Ken and Tammy at the bridge at Phantom Ranch.

Civilization meant a flush toilet!!!

I was very excited to set up camp that evening. The rain had finally stopped and the lightened my spirits quite a bit. The temperatures were a little cooler and the rain was threatening to come again, so Tammy and I slept in our tent that night. Aside from the first night of being forced into our tents due to sand blasting, this would be our first of two full nights in a tent. This was definitely the least miserable tenting experience.

I ended Day 3 with a journal entry: "Benji was blessed today and I missed it. That's the second blessing I've missed...

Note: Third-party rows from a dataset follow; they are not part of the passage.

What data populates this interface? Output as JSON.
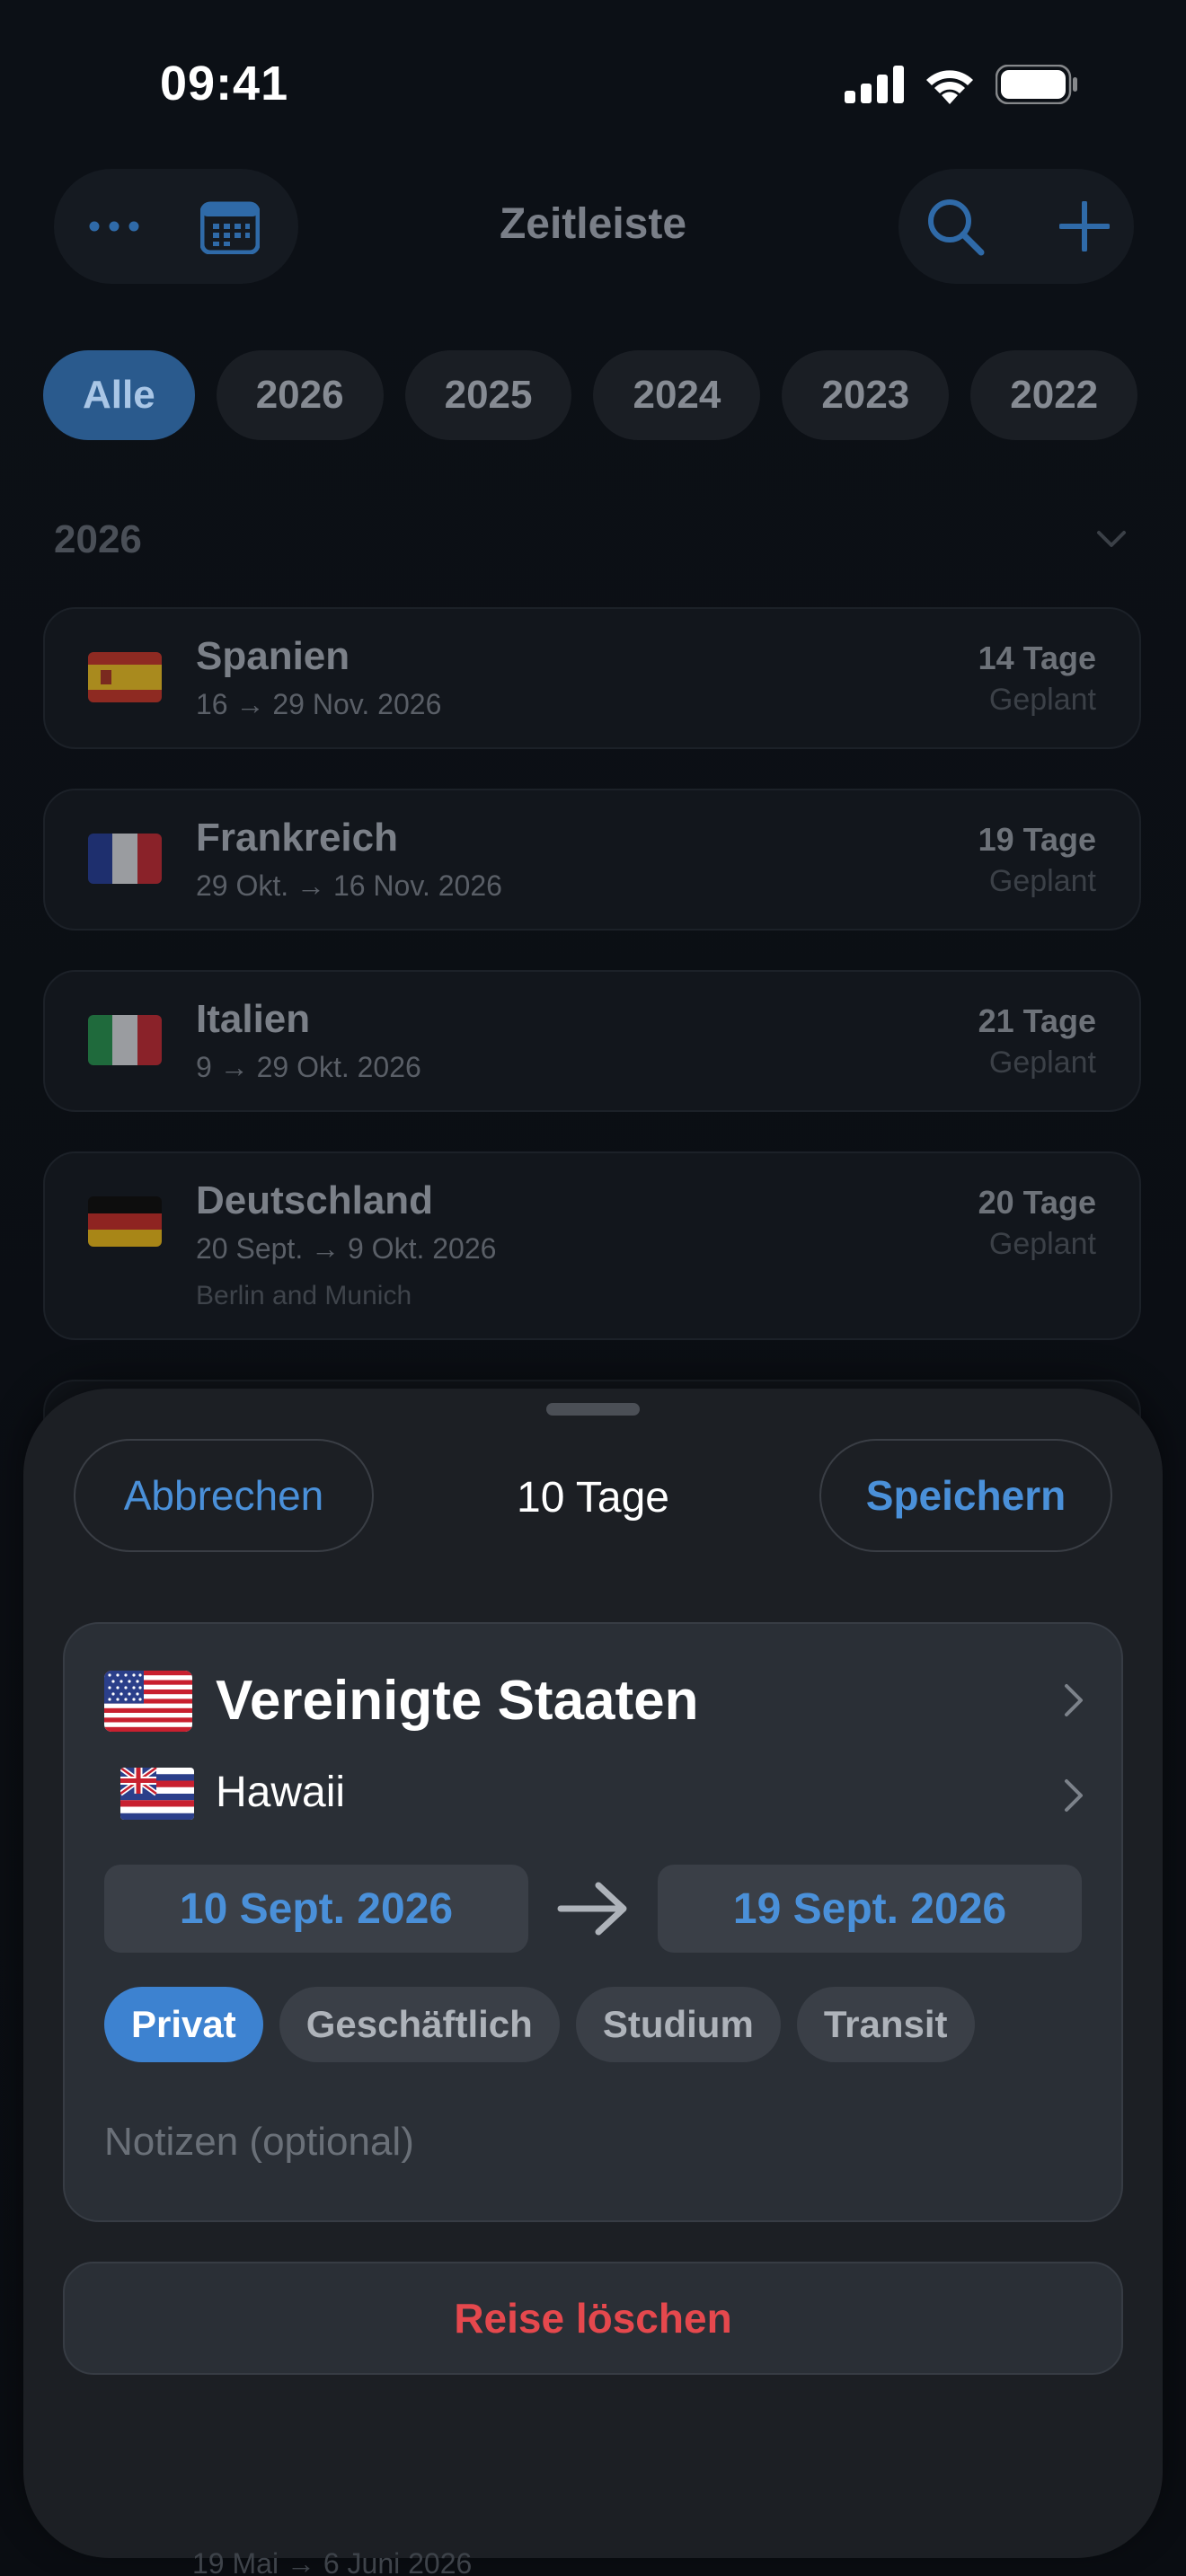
{
  "status_bar": {
    "time": "09:41",
    "icons": [
      "cellular-signal-icon",
      "wifi-icon",
      "battery-icon"
    ]
  },
  "toolbar": {
    "title": "Zeitleiste",
    "left_icons": [
      "ellipsis-icon",
      "calendar-icon"
    ],
    "right_icons": [
      "search-icon",
      "plus-icon"
    ]
  },
  "year_filter": [
    "Alle",
    "2026",
    "2025",
    "2024",
    "2023",
    "2022"
  ],
  "section": {
    "year": "2026"
  },
  "trips": [
    {
      "country": "Spanien",
      "dates": "16 → 29 Nov. 2026",
      "note": "",
      "days": "14 Tage",
      "status": "Geplant"
    },
    {
      "country": "Frankreich",
      "dates": "29 Okt. → 16 Nov. 2026",
      "note": "",
      "days": "19 Tage",
      "status": "Geplant"
    },
    {
      "country": "Italien",
      "dates": "9 → 29 Okt. 2026",
      "note": "",
      "days": "21 Tage",
      "status": "Geplant"
    },
    {
      "country": "Deutschland",
      "dates": "20 Sept. → 9 Okt. 2026",
      "note": "Berlin and Munich",
      "days": "20 Tage",
      "status": "Geplant"
    }
  ],
  "peek_text": "19 Mai → 6 Juni 2026",
  "sheet": {
    "cancel_label": "Abbrechen",
    "title": "10 Tage",
    "save_label": "Speichern",
    "country": "Vereinigte Staaten",
    "region": "Hawaii",
    "start_date": "10 Sept. 2026",
    "end_date": "19 Sept. 2026",
    "trip_types": [
      "Privat",
      "Geschäftlich",
      "Studium",
      "Transit"
    ],
    "selected_type": "Privat",
    "notes_placeholder": "Notizen (optional)",
    "delete_label": "Reise löschen"
  },
  "colors": {
    "accent": "#4a90d9",
    "destructive": "#e5484d",
    "sheet_bg": "#1c1f24"
  }
}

"It poured rain today and it was very difficult for me to maintain a positive attitude. Luckily, I have Ken's amazing attitude on the same boat which helped me turn things around. I've really enjoyed getting to know our guides and our boat-mates. I enjoy meeting new people and conversing with them. This has been, and will continue to be, an incredibly trip-a day of pouring rain and all."

Sunday, August 14, 2011

Day 2

On July 31, we woke up, ate breakfast, and got back on the river. I don't think it was an easy first night for any of my fellow rafters. Between getting used to sleeping on thin mats, the wind/blowing sand, and the rain it was difficult for most of us to get a good night's rest. The morning was a little cooler than I originally expected and although I was terribly excited to get back on the river, I do remember thinking that if everything night was going to be that difficult and if I was going to feel that awful every morning then it was really going to be a long week. Luckily, things started looking up.

Early morning mist on the river

Tammy and Evelyn-It was a chilly morning

Our first stop that morning was to a little cave where we tossed a Frisbee and talked with our guides about the canyon. Ken saw this as an opportune time to get a little bit of shut-eye since the night before was so rough.

The cave where we tossed a Frisbee and talked with our guides

Ken taking a nap

We floated on throughout the day. There were lost of fun rapids and I took all of them up front. It made for a cold ride, for a it took quite some time to feel the heat from the sun, but it was well worth it.

The morning mist covering the cliff-tops

Waiting for some good rapids-Ken and me (and Tom's back)

Some of the cool, naturally created rock formations

Skinny Dave getting some experience manning the raft

Once we made it to our campsite, we unloaded the boat, set up camp, and headed out on our first hike. We hiked up to (it felt like a straight-up climb and I told myself that if every hike was going to be like this, I wouldn't be going on every hike; fortunately, that wasn't the way it turned out to be).

View from Hike #1-If you look closely, you can see the darker shade of the creek
merging with the lighter shades of the Colorado River

The hike provided beautiful views and our destination was up to some granaries. If I remember correctly, the natives would store their food in places like this in order to protect it. It was a difficult hike but it was a good opportunity to get to know some of the people on our raft.

The granaries

The ruins of what used to be a granary

Inside one of the granaries

Evelyn and me

Views from our destination

I ended Day 2 with a journal entry: "Today was a really fun day! The food has been absolutely wonderful! We had delicious chicken salad wraps for lunch; salmon, couscous, and spinach salad for dinner; eggs (cooked to order) fruit, and bagels; roast beef sandwiches (with a PB & J option) and chips for lunch; and hamburgers/brats and cole slaw for dinner with carrot cake for dessert. It's been so good!

"We spent quite a bit of time on the river and it's been amazing. Evelyn, Ken, and I went on a hike. It was tough but it was a beautiful view! Ken headed back down before Evelyn and I so she and I had an awesome conversation about activity in the Gospel, the priesthood, and receiving the endowment. I've really been enjoying this time with Ken and Evelyn. I really do look up to them so much."